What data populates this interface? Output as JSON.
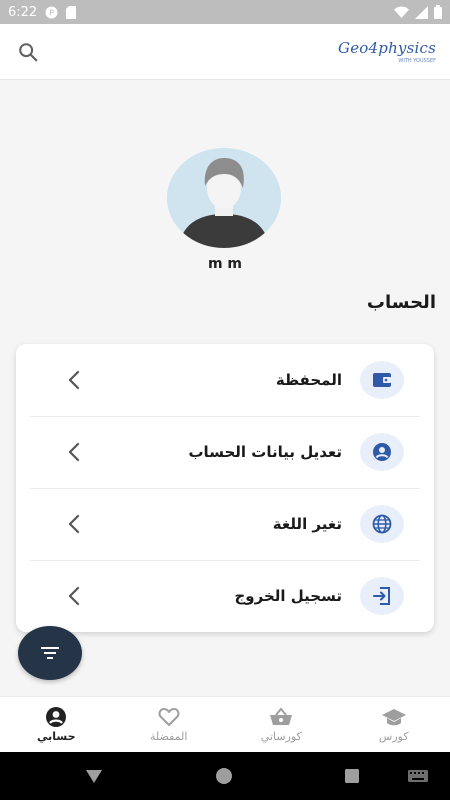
{
  "status_bar": {
    "time": "6:22"
  },
  "app_bar": {
    "logo_text": "Geo4physics",
    "logo_subtitle": "WITH YOUSSEF"
  },
  "profile": {
    "name": "m m"
  },
  "section": {
    "title": "الحساب"
  },
  "menu": {
    "items": [
      {
        "label": "المحفظة",
        "icon": "wallet-icon"
      },
      {
        "label": "تعديل بيانات الحساب",
        "icon": "account-circle-icon"
      },
      {
        "label": "تغير اللغة",
        "icon": "globe-icon"
      },
      {
        "label": "تسجيل الخروج",
        "icon": "logout-icon"
      }
    ]
  },
  "bottom_nav": {
    "items": [
      {
        "label": "حسابي",
        "icon": "account-icon",
        "active": true
      },
      {
        "label": "المفضلة",
        "icon": "heart-icon",
        "active": false
      },
      {
        "label": "كورساتي",
        "icon": "basket-icon",
        "active": false
      },
      {
        "label": "كورس",
        "icon": "graduation-cap-icon",
        "active": false
      }
    ]
  },
  "colors": {
    "accent": "#2f5aa8",
    "icon_bg": "#e8effa",
    "fab": "#253447",
    "avatar_bg": "#cfe4ef"
  }
}
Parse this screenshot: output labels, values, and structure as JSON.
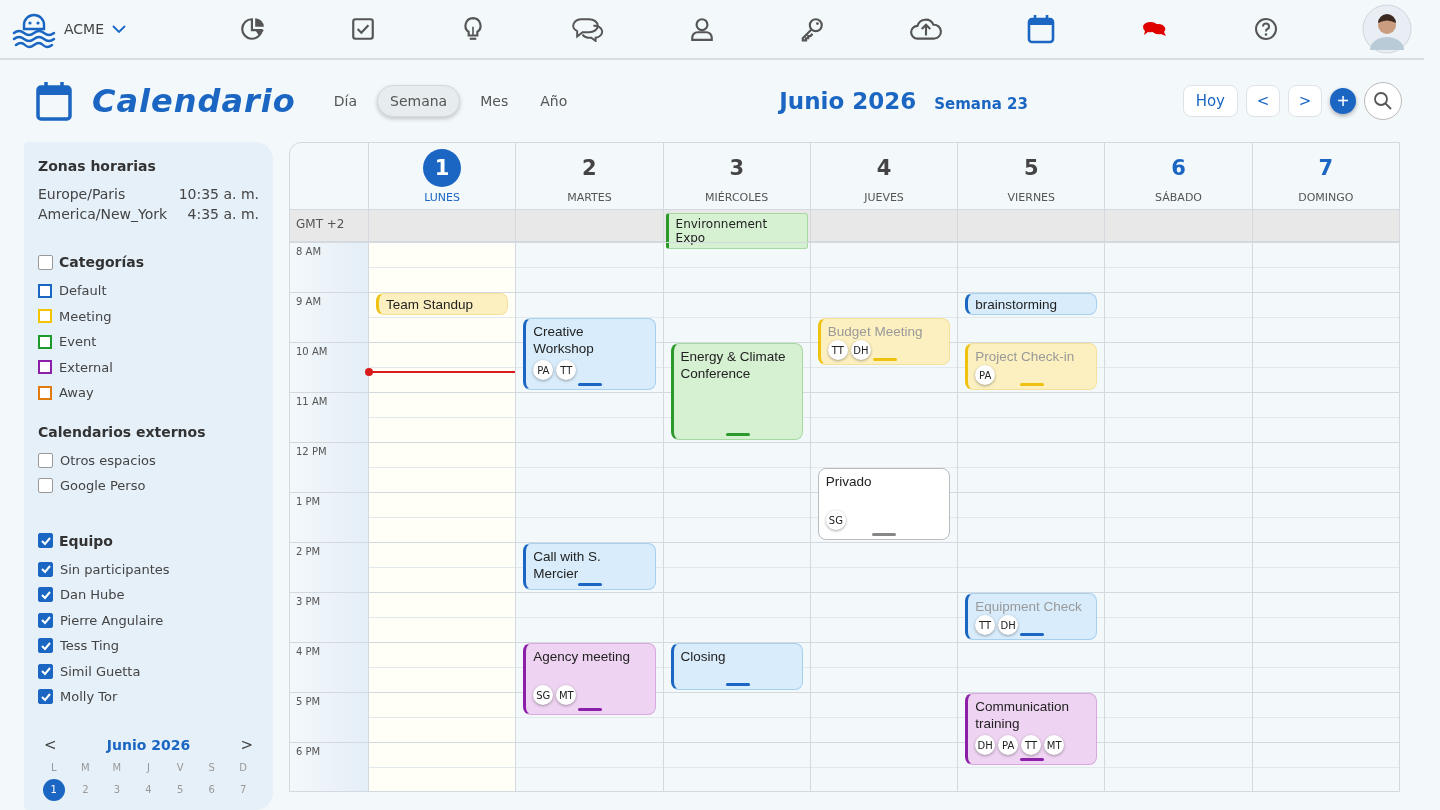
{
  "topbar": {
    "brand": "ACME",
    "nav": [
      {
        "kind": "chart",
        "selected": false
      },
      {
        "kind": "tasks",
        "selected": false
      },
      {
        "kind": "ideas",
        "selected": false
      },
      {
        "kind": "chat",
        "selected": false
      },
      {
        "kind": "user",
        "selected": false
      },
      {
        "kind": "key",
        "selected": false
      },
      {
        "kind": "upload",
        "selected": false
      },
      {
        "kind": "calendar",
        "selected": true
      },
      {
        "kind": "messages",
        "selected": false
      },
      {
        "kind": "help",
        "selected": false
      },
      {
        "kind": "avatar",
        "selected": false
      }
    ]
  },
  "header": {
    "title": "Calendario",
    "views": [
      {
        "label": "Día",
        "selected": false
      },
      {
        "label": "Semana",
        "selected": true
      },
      {
        "label": "Mes",
        "selected": false
      },
      {
        "label": "Año",
        "selected": false
      }
    ],
    "period": "Junio 2026",
    "week": "Semana 23",
    "today_button": "Hoy",
    "prev_button": "<",
    "next_button": ">",
    "add_button": "+"
  },
  "sidebar": {
    "timezones_title": "Zonas horarias",
    "timezones": [
      {
        "zone": "Europe/Paris",
        "time": "10:35 a. m."
      },
      {
        "zone": "America/New_York",
        "time": "4:35 a. m."
      }
    ],
    "groups": [
      {
        "title": "Categorías",
        "checked": false,
        "kind": "colors",
        "items": [
          {
            "label": "Default",
            "color": "#1a66c2"
          },
          {
            "label": "Meeting",
            "color": "#f2c500"
          },
          {
            "label": "Event",
            "color": "#1e9a2a"
          },
          {
            "label": "External",
            "color": "#8b1fa8"
          },
          {
            "label": "Away",
            "color": "#e07b12"
          }
        ]
      },
      {
        "title": "Calendarios externos",
        "kind": "checks",
        "items": [
          {
            "label": "Otros espacios",
            "checked": false
          },
          {
            "label": "Google Perso",
            "checked": false
          }
        ]
      },
      {
        "title": "Equipo",
        "checked": true,
        "kind": "checks",
        "items": [
          {
            "label": "Sin participantes",
            "checked": true
          },
          {
            "label": "Dan Hube",
            "checked": true
          },
          {
            "label": "Pierre Angulaire",
            "checked": true
          },
          {
            "label": "Tess Ting",
            "checked": true
          },
          {
            "label": "Simil Guetta",
            "checked": true
          },
          {
            "label": "Molly Tor",
            "checked": true
          }
        ]
      }
    ],
    "mini_calendar": {
      "month": "Junio 2026",
      "prev": "<",
      "next": ">",
      "weekdays": [
        "L",
        "M",
        "M",
        "J",
        "V",
        "S",
        "D"
      ],
      "days": [
        {
          "label": "1",
          "selected": true
        },
        {
          "label": "2",
          "selected": false
        },
        {
          "label": "3",
          "selected": false
        },
        {
          "label": "4",
          "selected": false
        },
        {
          "label": "5",
          "selected": false
        },
        {
          "label": "6",
          "selected": false
        },
        {
          "label": "7",
          "selected": false
        }
      ]
    }
  },
  "calendar": {
    "timezone_label": "GMT +2",
    "hours": [
      "8 AM",
      "9 AM",
      "10 AM",
      "11 AM",
      "12 PM",
      "1 PM",
      "2 PM",
      "3 PM",
      "4 PM",
      "5 PM",
      "6 PM"
    ],
    "days": [
      {
        "number": "1",
        "weekday": "LUNES",
        "selected": true,
        "weekend": false,
        "events": [
          {
            "title": "Team Standup",
            "kind": "meeting",
            "tentative": false
          }
        ]
      },
      {
        "number": "2",
        "weekday": "MARTES",
        "selected": false,
        "weekend": false,
        "events": [
          {
            "title": "Creative Workshop",
            "kind": "default",
            "tentative": false,
            "people": [
              "PA",
              "TT"
            ]
          },
          {
            "title": "Call with S. Mercier",
            "kind": "default",
            "tentative": false
          },
          {
            "title": "Agency meeting",
            "kind": "external",
            "tentative": false,
            "people": [
              "SG",
              "MT"
            ]
          }
        ]
      },
      {
        "number": "3",
        "weekday": "MIÉRCOLES",
        "selected": false,
        "weekend": false,
        "all_day": [
          {
            "title": "Environnement Expo",
            "kind": "event"
          }
        ],
        "events": [
          {
            "title": "Energy & Climate Conference",
            "kind": "event",
            "tentative": false
          },
          {
            "title": "Closing",
            "kind": "default",
            "tentative": false
          }
        ]
      },
      {
        "number": "4",
        "weekday": "JUEVES",
        "selected": false,
        "weekend": false,
        "events": [
          {
            "title": "Budget Meeting",
            "kind": "meeting",
            "tentative": true,
            "people": [
              "TT",
              "DH"
            ]
          },
          {
            "title": "Privado",
            "kind": "private",
            "tentative": false,
            "people": [
              "SG"
            ]
          }
        ]
      },
      {
        "number": "5",
        "weekday": "VIERNES",
        "selected": false,
        "weekend": false,
        "events": [
          {
            "title": "brainstorming",
            "kind": "default",
            "tentative": false
          },
          {
            "title": "Project Check-in",
            "kind": "meeting",
            "tentative": true,
            "people": [
              "PA"
            ]
          },
          {
            "title": "Equipment Check",
            "kind": "default",
            "tentative": true,
            "people": [
              "TT",
              "DH"
            ]
          },
          {
            "title": "Communication training",
            "kind": "external",
            "tentative": false,
            "people": [
              "DH",
              "PA",
              "TT",
              "MT"
            ]
          }
        ]
      },
      {
        "number": "6",
        "weekday": "SÁBADO",
        "selected": false,
        "weekend": true
      },
      {
        "number": "7",
        "weekday": "DOMINGO",
        "selected": false,
        "weekend": true
      }
    ]
  }
}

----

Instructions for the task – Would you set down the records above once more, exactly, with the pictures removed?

Answer to the exercise –
What data populates this interface? Output as JSON.
{
  "status_bar": {
    "time": "6:22"
  },
  "app_bar": {
    "logo_text": "Geo4physics",
    "logo_subtitle": "WITH YOUSSEF"
  },
  "profile": {
    "name": "m m"
  },
  "section": {
    "title": "الحساب"
  },
  "menu": {
    "items": [
      {
        "label": "المحفظة",
        "icon": "wallet-icon"
      },
      {
        "label": "تعديل بيانات الحساب",
        "icon": "account-circle-icon"
      },
      {
        "label": "تغير اللغة",
        "icon": "globe-icon"
      },
      {
        "label": "تسجيل الخروج",
        "icon": "logout-icon"
      }
    ]
  },
  "bottom_nav": {
    "items": [
      {
        "label": "حسابي",
        "icon": "account-icon",
        "active": true
      },
      {
        "label": "المفضلة",
        "icon": "heart-icon",
        "active": false
      },
      {
        "label": "كورساتي",
        "icon": "basket-icon",
        "active": false
      },
      {
        "label": "كورس",
        "icon": "graduation-cap-icon",
        "active": false
      }
    ]
  },
  "colors": {
    "accent": "#2f5aa8",
    "icon_bg": "#e8effa",
    "fab": "#253447",
    "avatar_bg": "#cfe4ef"
  }
}
Parse this screenshot: output labels, values, and structure as JSON.
{
  "topbar": {
    "brand": "ACME",
    "nav": [
      {
        "kind": "chart",
        "selected": false
      },
      {
        "kind": "tasks",
        "selected": false
      },
      {
        "kind": "ideas",
        "selected": false
      },
      {
        "kind": "chat",
        "selected": false
      },
      {
        "kind": "user",
        "selected": false
      },
      {
        "kind": "key",
        "selected": false
      },
      {
        "kind": "upload",
        "selected": false
      },
      {
        "kind": "calendar",
        "selected": true
      },
      {
        "kind": "messages",
        "selected": false
      },
      {
        "kind": "help",
        "selected": false
      },
      {
        "kind": "avatar",
        "selected": false
      }
    ]
  },
  "header": {
    "title": "Calendario",
    "views": [
      {
        "label": "Día",
        "selected": false
      },
      {
        "label": "Semana",
        "selected": true
      },
      {
        "label": "Mes",
        "selected": false
      },
      {
        "label": "Año",
        "selected": false
      }
    ],
    "period": "Junio 2026",
    "week": "Semana 23",
    "today_button": "Hoy",
    "prev_button": "<",
    "next_button": ">",
    "add_button": "+"
  },
  "sidebar": {
    "timezones_title": "Zonas horarias",
    "timezones": [
      {
        "zone": "Europe/Paris",
        "time": "10:35 a. m."
      },
      {
        "zone": "America/New_York",
        "time": "4:35 a. m."
      }
    ],
    "groups": [
      {
        "title": "Categorías",
        "checked": false,
        "kind": "colors",
        "items": [
          {
            "label": "Default",
            "color": "#1a66c2"
          },
          {
            "label": "Meeting",
            "color": "#f2c500"
          },
          {
            "label": "Event",
            "color": "#1e9a2a"
          },
          {
            "label": "External",
            "color": "#8b1fa8"
          },
          {
            "label": "Away",
            "color": "#e07b12"
          }
        ]
      },
      {
        "title": "Calendarios externos",
        "kind": "checks",
        "items": [
          {
            "label": "Otros espacios",
            "checked": false
          },
          {
            "label": "Google Perso",
            "checked": false
          }
        ]
      },
      {
        "title": "Equipo",
        "checked": true,
        "kind": "checks",
        "items": [
          {
            "label": "Sin participantes",
            "checked": true
          },
          {
            "label": "Dan Hube",
            "checked": true
          },
          {
            "label": "Pierre Angulaire",
            "checked": true
          },
          {
            "label": "Tess Ting",
            "checked": true
          },
          {
            "label": "Simil Guetta",
            "checked": true
          },
          {
            "label": "Molly Tor",
            "checked": true
          }
        ]
      }
    ],
    "mini_calendar": {
      "month": "Junio 2026",
      "prev": "<",
      "next": ">",
      "weekdays": [
        "L",
        "M",
        "M",
        "J",
        "V",
        "S",
        "D"
      ],
      "days": [
        {
          "label": "1",
          "selected": true
        },
        {
          "label": "2",
          "selected": false
        },
        {
          "label": "3",
          "selected": false
        },
        {
          "label": "4",
          "selected": false
        },
        {
          "label": "5",
          "selected": false
        },
        {
          "label": "6",
          "selected": false
        },
        {
          "label": "7",
          "selected": false
        }
      ]
    }
  },
  "calendar": {
    "timezone_label": "GMT +2",
    "hours": [
      "8 AM",
      "9 AM",
      "10 AM",
      "11 AM",
      "12 PM",
      "1 PM",
      "2 PM",
      "3 PM",
      "4 PM",
      "5 PM",
      "6 PM"
    ],
    "days": [
      {
        "number": "1",
        "weekday": "LUNES",
        "selected": true,
        "weekend": false,
        "events": [
          {
            "title": "Team Standup",
            "kind": "meeting",
            "tentative": false
          }
        ]
      },
      {
        "number": "2",
        "weekday": "MARTES",
        "selected": false,
        "weekend": false,
        "events": [
          {
            "title": "Creative Workshop",
            "kind": "default",
            "tentative": false,
            "people": [
              "PA",
              "TT"
            ]
          },
          {
            "title": "Call with S. Mercier",
            "kind": "default",
            "tentative": false
          },
          {
            "title": "Agency meeting",
            "kind": "external",
            "tentative": false,
            "people": [
              "SG",
              "MT"
            ]
          }
        ]
      },
      {
        "number": "3",
        "weekday": "MIÉRCOLES",
        "selected": false,
        "weekend": false,
        "all_day": [
          {
            "title": "Environnement Expo",
            "kind": "event"
          }
        ],
        "events": [
          {
            "title": "Energy & Climate Conference",
            "kind": "event",
            "tentative": false
          },
          {
            "title": "Closing",
            "kind": "default",
            "tentative": false
          }
        ]
      },
      {
        "number": "4",
        "weekday": "JUEVES",
        "selected": false,
        "weekend": false,
        "events": [
          {
            "title": "Budget Meeting",
            "kind": "meeting",
            "tentative": true,
            "people": [
              "TT",
              "DH"
            ]
          },
          {
            "title": "Privado",
            "kind": "private",
            "tentative": false,
            "people": [
              "SG"
            ]
          }
        ]
      },
      {
        "number": "5",
        "weekday": "VIERNES",
        "selected": false,
        "weekend": false,
        "events": [
          {
            "title": "brainstorming",
            "kind": "default",
            "tentative": false
          },
          {
            "title": "Project Check-in",
            "kind": "meeting",
            "tentative": true,
            "people": [
              "PA"
            ]
          },
          {
            "title": "Equipment Check",
            "kind": "default",
            "tentative": true,
            "people": [
              "TT",
              "DH"
            ]
          },
          {
            "title": "Communication training",
            "kind": "external",
            "tentative": false,
            "people": [
              "DH",
              "PA",
              "TT",
              "MT"
            ]
          }
        ]
      },
      {
        "number": "6",
        "weekday": "SÁBADO",
        "selected": false,
        "weekend": true
      },
      {
        "number": "7",
        "weekday": "DOMINGO",
        "selected": false,
        "weekend": true
      }
    ]
  }
}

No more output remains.